Tuesday, April 5, 2011
Here’s a fun experiment. Cut out a square of bright colored paper about two or three inches across.
Hold the square about four inches from your eyes. Let some light shine on the side of the square you’re looking at, so that the color appears vibrant. Now, keeping both eyes open, look off to a scene in the distance.
You may notice that the square appears transparent in the middle but opaque at the edges. Here’s the effect simulated in Photoshop.
The reason, according to vision scientist Dr. Margaret Livingstone of Harvard, is that our color receptors respond to color borders, but they tend to disregard flat, homogenous areas of color.

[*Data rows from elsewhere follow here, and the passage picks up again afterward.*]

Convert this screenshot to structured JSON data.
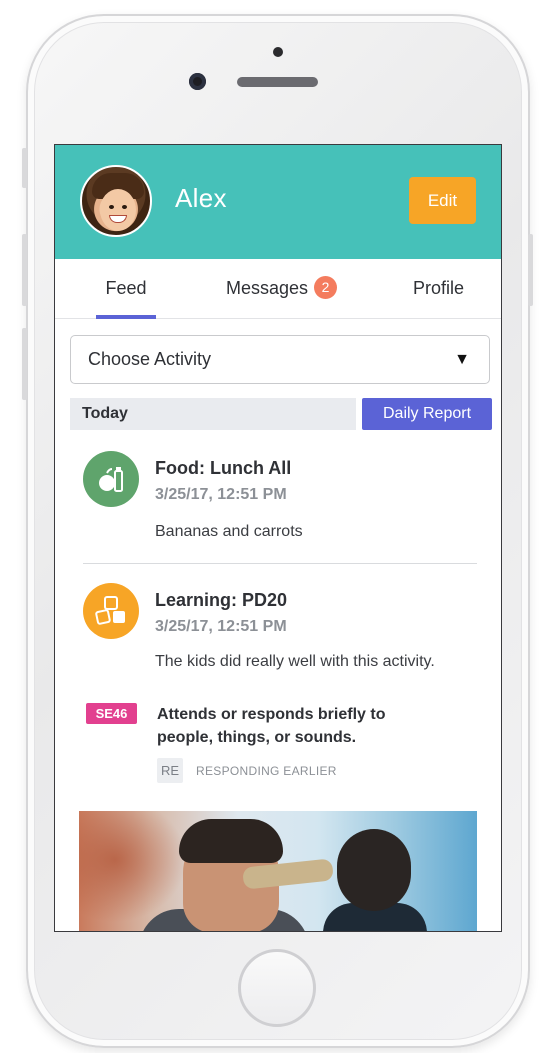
{
  "header": {
    "child_name": "Alex",
    "edit_label": "Edit",
    "accent_color": "#46c1b9"
  },
  "tabs": [
    {
      "label": "Feed",
      "active": true
    },
    {
      "label": "Messages",
      "badge": "2"
    },
    {
      "label": "Profile"
    }
  ],
  "filter": {
    "selected": "Choose Activity",
    "arrow": "▼"
  },
  "day_section": {
    "label": "Today",
    "report_button": "Daily Report"
  },
  "entries": [
    {
      "icon": "food-apple-icon",
      "title": "Food: Lunch All",
      "time": "3/25/17, 12:51 PM",
      "note": "Bananas and carrots"
    },
    {
      "icon": "learning-blocks-icon",
      "title": "Learning: PD20",
      "time": "3/25/17, 12:51 PM",
      "note": "The kids did really well with this activity.",
      "measure": {
        "code": "SE46",
        "text": "Attends or responds briefly to people, things, or sounds.",
        "level_code": "RE",
        "level_label": "RESPONDING EARLIER"
      }
    }
  ],
  "colors": {
    "primary": "#5b63d6",
    "food": "#5fa46c",
    "learning": "#f7a526",
    "badge": "#f47c5e",
    "measure_tag": "#e2408f"
  }
}
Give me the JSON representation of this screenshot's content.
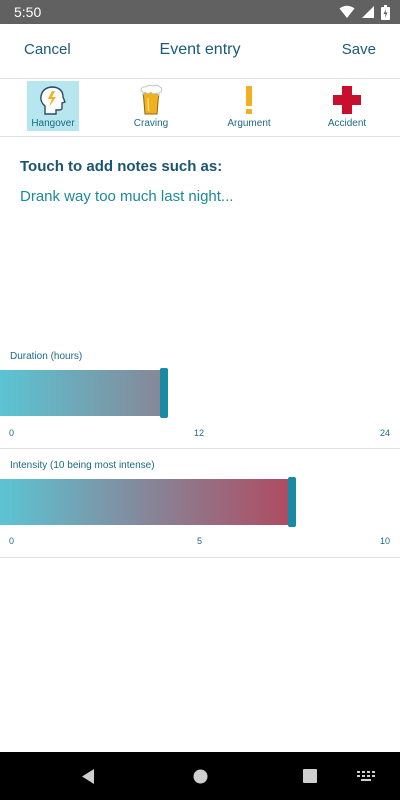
{
  "status": {
    "time": "5:50"
  },
  "app_bar": {
    "cancel_label": "Cancel",
    "title": "Event entry",
    "save_label": "Save"
  },
  "event_types": [
    {
      "label": "Hangover",
      "icon": "head-lightning-icon",
      "selected": true
    },
    {
      "label": "Craving",
      "icon": "beer-glass-icon",
      "selected": false
    },
    {
      "label": "Argument",
      "icon": "exclamation-icon",
      "selected": false
    },
    {
      "label": "Accident",
      "icon": "red-cross-icon",
      "selected": false
    }
  ],
  "notes": {
    "heading": "Touch to add notes such as:",
    "placeholder": "Drank way too much last night..."
  },
  "duration": {
    "label": "Duration (hours)",
    "min": 0,
    "max": 24,
    "value": 9.7,
    "ticks": [
      "0",
      "12",
      "24"
    ]
  },
  "intensity": {
    "label": "Intensity (10 being most intense)",
    "min": 0,
    "max": 10,
    "value": 7.2,
    "ticks": [
      "0",
      "5",
      "10"
    ]
  },
  "colors": {
    "accent": "#1a8aa2",
    "fill_start": "#5bc4d4",
    "fill_end_duration": "#868796",
    "fill_end_intensity": "#b04a60",
    "selected_bg": "#b7e6ee"
  }
}
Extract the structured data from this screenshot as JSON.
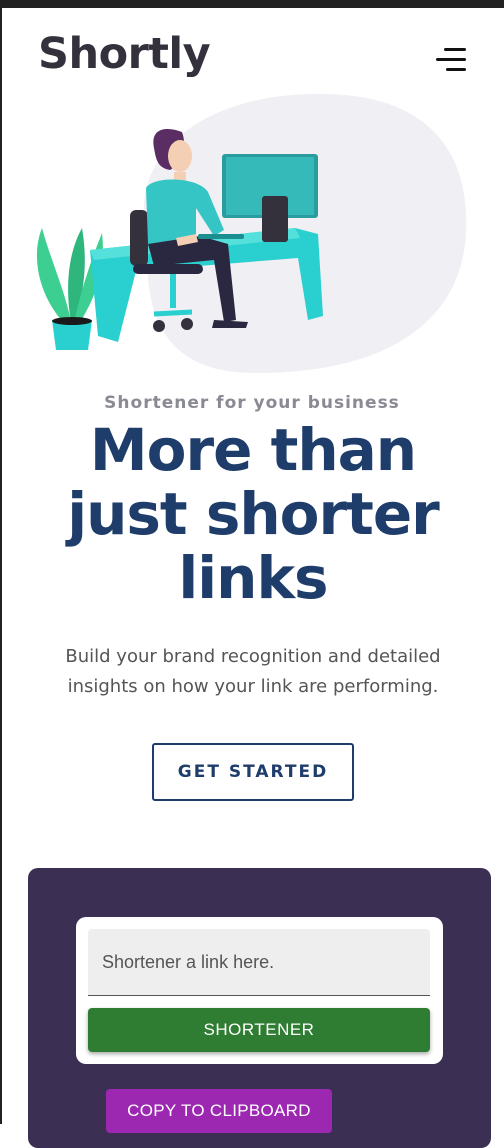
{
  "header": {
    "logo_text": "Shortly",
    "menu_icon": "hamburger-menu-icon"
  },
  "hero": {
    "illustration": "person-working-at-desk-illustration",
    "eyebrow": "Shortener for your business",
    "title_line1": "More than",
    "title_line2": "just shorter",
    "title_line3": "links",
    "description": "Build your brand recognition and detailed insights on how your link are performing.",
    "cta_label": "GET STARTED"
  },
  "shortener": {
    "input_placeholder": "Shortener a link here.",
    "input_value": "",
    "submit_label": "SHORTENER",
    "copy_label": "COPY TO CLIPBOARD"
  },
  "colors": {
    "brand_dark": "#34313d",
    "headline": "#1f3d6b",
    "section_bg": "#3b2f54",
    "submit_button": "#2e7d32",
    "copy_button": "#9c27b0",
    "accent_cyan": "#2acfcf"
  }
}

Our color system codes a color area by establishing its color contrast at the edges of the area, and then fills in perceptually. Even though a tomato is colored red equally at its edges and at its center, we only get information about its color from the edges. We don’t get any direct information from the red in the center at all.
The color spills into the center of a form from the edges, an effect called "color assimilation."
The phenomenon is also illustrated by the “watercolor illusion” by Lothar Spillmann, where colors along the border of a shape seem to leak into the shape, and we perceive a tint of color throughout the shape, even if it’s not really there.
In our experiment with the colored squares, the information from the far-seeing eye takes over where the near-seeing eye is getting no data, giving preference to the scene. At the edges of the square, the color border information from the near-seeing eye takes precedence, making the square seem opaque.
“Watercolor illusion” Lothar Spillman on Journal of Vision
Vision and Art: The Biology of Seeing by Margaret Livingstone